March 2012 Archives
Yesterday, I finally got the opportunity to see Pina, which I have been waiting for since December. I was not disappointed in the least.
I saw the 2D version, so I couldn't say whether the 3D aspect was used effectively, but I don't really care for 3d, so that was a feature, rather than a bug.
Overall, I thought it was brilliant. I am not a dance connoisseur, modern or otherwise. I had not heard of Pina Bausch until I first saw the trailer for the film. That being said, it really spoke to me. The dance was a constant juxtaposition of the graceful and the awkward, the beautiful and the homely.
The version of The Rite of Spring that basically opened the film was a violently powerful display of sweat and dirt and fear. It set the tone for obvious effort and exertion.
One thing that struck a chord with me was how many of the movements and gestures reminded me of things I do when I'm feeling a little silly. Pina took that silliness and pushed it to the edge, stretched it, exaggerated it, and it became art.
The soundtrack was also a big winner for me. I think it was the use of Jun Miyake's "Lilies in the Valley" in the trailer that first grabbed my attention. It all really worked.
One more thing: I don't know much about Wuppertal, but man, I really want to ride on their tram now. Wouldn't you?
First off, if you ever have the opportunity to try the cheesy pub fries at Laz Bistro and Bar in Stoughton, WI, do not let the moment pass you by. Those are some amazing, tasty chips. However, unless you plan on making a meal of nothing but them, plan to split them with at least one friend. While it may be found in the "tapas" section of the menu, there was nothing "small" about this plate.

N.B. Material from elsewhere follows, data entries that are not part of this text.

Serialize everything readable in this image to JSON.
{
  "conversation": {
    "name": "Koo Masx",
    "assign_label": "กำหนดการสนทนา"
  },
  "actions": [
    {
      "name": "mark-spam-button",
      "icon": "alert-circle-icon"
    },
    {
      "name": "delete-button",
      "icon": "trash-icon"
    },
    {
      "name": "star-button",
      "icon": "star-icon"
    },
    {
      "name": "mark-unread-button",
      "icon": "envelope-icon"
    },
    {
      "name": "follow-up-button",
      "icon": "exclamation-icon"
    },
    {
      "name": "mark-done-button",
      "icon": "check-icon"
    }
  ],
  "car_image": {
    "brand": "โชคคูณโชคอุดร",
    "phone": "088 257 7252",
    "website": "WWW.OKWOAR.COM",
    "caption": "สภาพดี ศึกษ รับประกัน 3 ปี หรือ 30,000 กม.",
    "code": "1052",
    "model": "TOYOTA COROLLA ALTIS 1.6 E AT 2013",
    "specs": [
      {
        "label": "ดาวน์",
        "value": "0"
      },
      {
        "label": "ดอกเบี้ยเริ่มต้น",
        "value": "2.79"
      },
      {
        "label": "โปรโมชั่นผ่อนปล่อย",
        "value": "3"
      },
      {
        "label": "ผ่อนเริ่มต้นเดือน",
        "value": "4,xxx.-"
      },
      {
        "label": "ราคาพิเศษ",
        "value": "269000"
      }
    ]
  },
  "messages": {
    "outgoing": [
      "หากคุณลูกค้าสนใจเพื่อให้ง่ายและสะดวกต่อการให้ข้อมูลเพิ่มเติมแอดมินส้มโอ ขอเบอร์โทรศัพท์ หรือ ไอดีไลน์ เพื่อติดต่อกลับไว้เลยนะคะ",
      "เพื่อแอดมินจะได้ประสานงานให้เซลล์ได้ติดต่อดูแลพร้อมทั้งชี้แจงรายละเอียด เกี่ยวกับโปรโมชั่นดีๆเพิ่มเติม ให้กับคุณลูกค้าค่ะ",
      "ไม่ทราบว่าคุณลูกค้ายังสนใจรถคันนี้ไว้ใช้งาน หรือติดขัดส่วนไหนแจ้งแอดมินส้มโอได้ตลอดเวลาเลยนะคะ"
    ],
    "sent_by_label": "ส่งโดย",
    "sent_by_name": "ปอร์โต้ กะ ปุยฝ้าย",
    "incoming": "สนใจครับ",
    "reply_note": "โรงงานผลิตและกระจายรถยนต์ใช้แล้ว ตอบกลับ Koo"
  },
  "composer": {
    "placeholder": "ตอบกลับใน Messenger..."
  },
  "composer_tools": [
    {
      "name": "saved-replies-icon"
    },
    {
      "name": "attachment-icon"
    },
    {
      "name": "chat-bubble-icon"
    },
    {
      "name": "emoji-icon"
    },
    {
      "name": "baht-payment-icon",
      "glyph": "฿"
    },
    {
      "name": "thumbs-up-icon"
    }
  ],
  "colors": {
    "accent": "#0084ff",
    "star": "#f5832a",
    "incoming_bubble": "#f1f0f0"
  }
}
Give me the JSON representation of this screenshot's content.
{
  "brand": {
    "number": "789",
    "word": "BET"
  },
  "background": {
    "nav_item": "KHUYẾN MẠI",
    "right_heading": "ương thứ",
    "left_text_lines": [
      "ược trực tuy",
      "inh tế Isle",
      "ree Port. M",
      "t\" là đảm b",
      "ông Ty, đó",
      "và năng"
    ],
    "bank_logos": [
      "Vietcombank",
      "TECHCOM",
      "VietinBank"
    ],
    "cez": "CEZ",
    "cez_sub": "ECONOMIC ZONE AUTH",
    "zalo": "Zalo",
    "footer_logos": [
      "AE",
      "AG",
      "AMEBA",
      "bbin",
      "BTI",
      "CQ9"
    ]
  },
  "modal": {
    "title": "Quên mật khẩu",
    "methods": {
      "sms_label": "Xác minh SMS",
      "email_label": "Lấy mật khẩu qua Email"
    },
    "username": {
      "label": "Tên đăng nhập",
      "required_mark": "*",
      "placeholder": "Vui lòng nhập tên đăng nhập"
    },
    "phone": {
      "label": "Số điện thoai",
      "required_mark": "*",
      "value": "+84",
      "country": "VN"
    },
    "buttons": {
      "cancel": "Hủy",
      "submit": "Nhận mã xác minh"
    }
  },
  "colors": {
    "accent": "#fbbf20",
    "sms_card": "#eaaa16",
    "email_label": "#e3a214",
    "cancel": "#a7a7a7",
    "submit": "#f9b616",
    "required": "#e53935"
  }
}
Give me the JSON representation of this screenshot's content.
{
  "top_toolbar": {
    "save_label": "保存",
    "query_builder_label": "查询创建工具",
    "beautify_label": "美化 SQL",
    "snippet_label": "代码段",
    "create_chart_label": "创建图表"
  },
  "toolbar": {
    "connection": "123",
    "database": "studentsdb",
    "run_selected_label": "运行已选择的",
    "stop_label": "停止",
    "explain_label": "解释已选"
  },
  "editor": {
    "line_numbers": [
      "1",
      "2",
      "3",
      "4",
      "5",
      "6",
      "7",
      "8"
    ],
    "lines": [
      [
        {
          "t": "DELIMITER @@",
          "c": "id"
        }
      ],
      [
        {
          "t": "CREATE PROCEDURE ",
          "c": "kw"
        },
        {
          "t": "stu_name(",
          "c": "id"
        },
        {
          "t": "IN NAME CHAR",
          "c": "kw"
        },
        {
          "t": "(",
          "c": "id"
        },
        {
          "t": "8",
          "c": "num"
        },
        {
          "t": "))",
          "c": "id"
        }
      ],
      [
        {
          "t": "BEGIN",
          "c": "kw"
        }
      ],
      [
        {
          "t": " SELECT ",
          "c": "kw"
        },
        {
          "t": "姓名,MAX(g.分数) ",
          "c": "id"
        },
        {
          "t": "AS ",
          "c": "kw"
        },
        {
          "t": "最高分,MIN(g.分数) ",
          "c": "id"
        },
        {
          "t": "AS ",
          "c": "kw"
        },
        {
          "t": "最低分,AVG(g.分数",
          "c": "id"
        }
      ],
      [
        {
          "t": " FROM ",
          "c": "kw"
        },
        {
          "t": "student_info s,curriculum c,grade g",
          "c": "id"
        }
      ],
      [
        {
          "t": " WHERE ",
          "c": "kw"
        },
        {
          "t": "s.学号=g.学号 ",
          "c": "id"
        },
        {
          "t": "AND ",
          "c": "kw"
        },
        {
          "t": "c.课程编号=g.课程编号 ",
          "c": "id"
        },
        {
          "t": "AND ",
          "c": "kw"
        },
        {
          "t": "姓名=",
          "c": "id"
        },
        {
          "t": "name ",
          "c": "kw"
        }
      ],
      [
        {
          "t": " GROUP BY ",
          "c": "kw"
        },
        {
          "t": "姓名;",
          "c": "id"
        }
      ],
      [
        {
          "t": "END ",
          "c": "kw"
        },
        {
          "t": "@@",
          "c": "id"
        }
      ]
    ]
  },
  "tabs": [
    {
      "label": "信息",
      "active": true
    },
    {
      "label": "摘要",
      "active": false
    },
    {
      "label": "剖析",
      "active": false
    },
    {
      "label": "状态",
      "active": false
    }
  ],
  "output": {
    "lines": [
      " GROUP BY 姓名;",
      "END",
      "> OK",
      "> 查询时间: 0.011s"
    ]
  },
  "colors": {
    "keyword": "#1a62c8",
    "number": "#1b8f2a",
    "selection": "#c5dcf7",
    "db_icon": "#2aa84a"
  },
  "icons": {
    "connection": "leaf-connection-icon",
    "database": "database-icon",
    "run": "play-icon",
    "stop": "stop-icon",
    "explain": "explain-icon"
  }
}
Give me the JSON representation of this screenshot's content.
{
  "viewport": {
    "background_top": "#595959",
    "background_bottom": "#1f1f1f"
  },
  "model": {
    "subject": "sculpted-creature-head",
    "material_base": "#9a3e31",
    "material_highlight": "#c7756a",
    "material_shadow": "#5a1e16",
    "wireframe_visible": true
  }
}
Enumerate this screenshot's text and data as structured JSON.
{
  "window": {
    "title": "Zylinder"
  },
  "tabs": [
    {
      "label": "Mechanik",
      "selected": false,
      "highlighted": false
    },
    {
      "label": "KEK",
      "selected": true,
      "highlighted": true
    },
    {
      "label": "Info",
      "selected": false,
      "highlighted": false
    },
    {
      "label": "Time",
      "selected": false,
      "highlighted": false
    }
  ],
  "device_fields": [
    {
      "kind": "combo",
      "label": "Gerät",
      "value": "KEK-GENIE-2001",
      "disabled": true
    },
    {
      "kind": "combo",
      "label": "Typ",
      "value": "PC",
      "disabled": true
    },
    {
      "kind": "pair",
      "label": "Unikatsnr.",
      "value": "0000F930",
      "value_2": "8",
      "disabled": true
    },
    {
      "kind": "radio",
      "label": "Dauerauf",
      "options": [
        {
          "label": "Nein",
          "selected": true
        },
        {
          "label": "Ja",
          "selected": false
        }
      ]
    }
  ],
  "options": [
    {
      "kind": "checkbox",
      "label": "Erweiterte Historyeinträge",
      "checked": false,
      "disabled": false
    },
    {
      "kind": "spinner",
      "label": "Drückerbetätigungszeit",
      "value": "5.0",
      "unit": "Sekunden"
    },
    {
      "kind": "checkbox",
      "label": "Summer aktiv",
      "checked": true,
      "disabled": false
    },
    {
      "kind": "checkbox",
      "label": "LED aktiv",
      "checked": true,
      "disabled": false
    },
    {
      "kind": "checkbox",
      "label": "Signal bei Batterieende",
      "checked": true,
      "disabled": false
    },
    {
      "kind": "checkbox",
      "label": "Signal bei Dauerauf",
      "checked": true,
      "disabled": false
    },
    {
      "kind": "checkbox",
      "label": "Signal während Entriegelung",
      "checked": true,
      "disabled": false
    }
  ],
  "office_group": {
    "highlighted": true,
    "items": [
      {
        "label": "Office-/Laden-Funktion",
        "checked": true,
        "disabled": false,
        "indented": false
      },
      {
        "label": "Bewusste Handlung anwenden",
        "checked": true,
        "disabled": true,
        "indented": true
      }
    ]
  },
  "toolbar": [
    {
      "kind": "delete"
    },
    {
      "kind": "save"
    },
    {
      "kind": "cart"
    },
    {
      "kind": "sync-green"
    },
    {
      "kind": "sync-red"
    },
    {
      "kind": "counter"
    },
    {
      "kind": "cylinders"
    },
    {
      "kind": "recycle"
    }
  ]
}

Secondly, the Stoughon Opera House is remarkable beautiful venue, both in terms of looks and in sound quality. Even though it was a bit of a drive to get there, I will gladly go again. (And now I am extra sad that the Carolina Chocolate Drops show there last fall sold out before I got tickets. It must have been an astonishing show in that space.)
Finally, even with a hint of laryngitis roughening up her voice, Dar Williams remains as luminous and buoyant as ever. It was an intimate show, just Dar with her guitar and a piano accompanist on some songs. The last few times I'd seen her she had a band along. As nice as the bands were, I definitely prefer her solo (or almost solo) sound. I have always been fond of the way she interacts with the audience and introduces the songs with little stories. It's that kind of thing that gets me to live shows.
She also looked fantastic, and gave me a great idea for what to do with my hair when it gets a bit longer. I think I've always had a tiny girl-crush on her unassuming hippy-goddess rockstar style. She never goes over to top in any direction, but nails it with confidence. Considering her severe stage fright in her early career, it really inspires me.
It was a great night.
Kirby Ferguson, a New York-based filmmaker, created an interesting and engaging 4-part short video series called Everything is a Remix, in which he discusses the process of creativity in which we build on the work of others to make something new, and in turn have our work built upon by others. He also talks about the original intentions of both copyright and patent, and the effect that the modern ideas of intellectual property are having on the process of creativity.
It is well worth a watch. He also has a new project in the works, called This is Not a Conspiracy Theory, which is going to be about politics. I'm looking forward to seeing where he goes with it.
Not practical. Not practical at all. And yet, how fun would it be to have a lovely wall display of your CSA bounty? Perhaps if you were also making sure to eat what you have very regularly. After all, refrigeration is a fairly new concept.
Jihyun Ryou doesn't seem to actually be trying to replace the fridge, so much as to get us to think about the role of technology in our lives, and how we interact with the world around us through that technology. In what ways does it help us, and in what ways does it keep us from connecting with that world.
Non-refrigerated food for thought, as it were.
I guess the poster for Walt made a bit of a stir around the net, as people thought perhaps it was real. I'd certainly go see it, if it slipped out of that alternate universe into ours.
I sing in a large chorus (over 150 people) that performs large works for chorus and orchestra. Over the years, we've sung a number of Requiems. I've developed a fondness for the Dies Irae movements.
Tonight I was thinking about the Dies Irae from the Benjamin Britten War Requiem:
It is anything but comic, yet it reminded me of the type of scene that would appear in a 1930's comedy, like the Marx Brothers' Duck Soup, when characters are sneaking around at night, tiptoeing through the dark, only to have their stealth interrupted by something crashing down.
In this Dies Irae, the chorus is tiptoeing up to Judgement Day, only to have all that wrath come crashing down on them in spite of their best efforts. Voices, brass, and percussion all explode into fortissimo, and nothing is going to stop it.
Needless to say, I really like this piece of music.